How you harness your resources will make or break you. “He will win who knows how to handle both superior and inferior forces” (Sun Tzu). The technology is all around you, it’s in your phone, your car, your very being (it will be soon). Do you know how to harness it? Control it? Choose the best way to use it? Can you use that same technology against a competitor? Unless you can answer all of these questions affirmatively, go back to step one: buy a copy of the Art of War by Sun Tzu. I’ve spent the last year and a half making software decisions. It’s not an enjoyable process. Trial and error and then some more trial is mind numbing. But, if done correctly it will lead you to the best product.

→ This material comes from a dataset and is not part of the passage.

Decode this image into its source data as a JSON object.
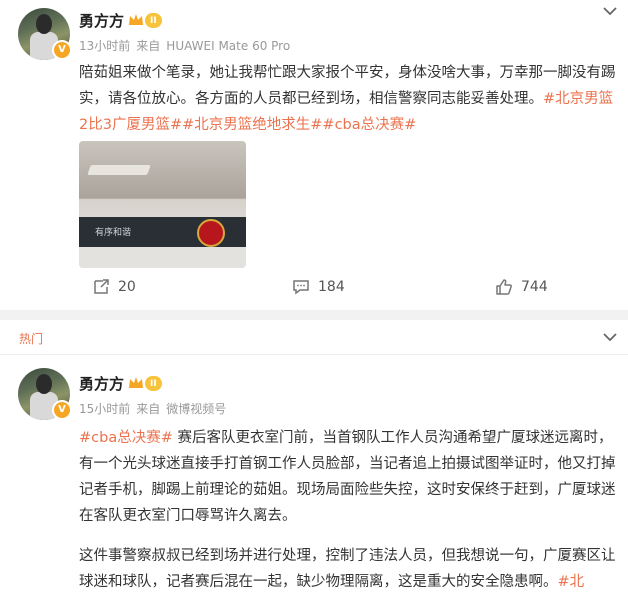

How often have you talked with colleagues who claim to have the “best” new app? Then for the following two weeks you listen to them incessantly whining about it? Welcome to reality. There are millions of apps and most suck noodles. Finding the one, or ones for you, takes time and patience. As apps go, you will spend some money in the trial and error process. Will you try to make do with an inferior product? Should you listen to the salesman and try stuff that fails miserably? Never try and create one that fills your need. These are the superior and inferior forces. In the end, time and trial will get you where you need to be. Rome wasn’t built in a day and a war is not won overnight. Take your time, track your progress and find what works best, not what “fits” for today.
Step Nine: Expect the UNEXPECTED! (Sun Tzu: Maneuvering)
People claim that the world of business changes fast, but does it really? “Ponder and deliberate before you make a move” (Sun Tzu). My feeling is that business doesn’t change fast, it’s more that managers and executives don’t know how to handle the stress of change. This creates the perception of speed. I worked in manufacturing environments over the years. This is a wonderful learning experience for everyone. All changes fast, people get stressed, bills need to be paid, money received, orders are coming in and going out at lightning’s pace. All of a sudden, product needs to be at a job site in thirty minutes. Do you buy it locally, put it on the truck leaving the plant that goes nearby or pull Butch out of the loader and have him drive it there? This environment screams stress, and learning opportunity.
Setting up a business plan has as much to do with the unexpected as it does with the mundane day to day. Get used to the unexpected. Embrace the unexpected! It’s not easy, but it will make you the conqueror of territory. Your budget should be dynamic, i.e. a flexible one. The flexible budget takes into account things that could change such as prices, volume, and other factors. While a flexible budget considers hard facts, like a price change, your flexible budget should go beyond that. Begin to anticipate change. The stock market doesn’t hold still. Your budgeting process should be rolling and dynamic like the stock market. Contracts are set in place to protect against change, but can you trust your supplier to stick to their word? If they fall through, do you know where to go? Always stay ahead of the curve or get swallowed by the competition.
Step Ten: Hire a CPA Adviser (Sun Tzu: The Use of Spies)
The name of this section is deceiving. What you will do is gain the advice of others. “Knowledge of the enemy’s disposition can only be obtained from other men” (Sun Tzu). Hiring a professional when setting up a business plan is actually a good first step not the last. If you wait until the end you may have already made some expensive mistakes. While mistakes are a valuable learning tool, the cost can be high. Gaining the insight of others in your process goes far beyond including the staff. You should be open to soliciting expert analysis of your plans.
The Bottom Line
This piece covered a good deal of territory. While it serves to help you gather an understanding of the items involved, there are still many other considerations. Look at your process as an ever learning and changing experience. The more you learn in the first plan, the less you need to learn going forward. As well, it all gets easier every day, week and month. Good luck.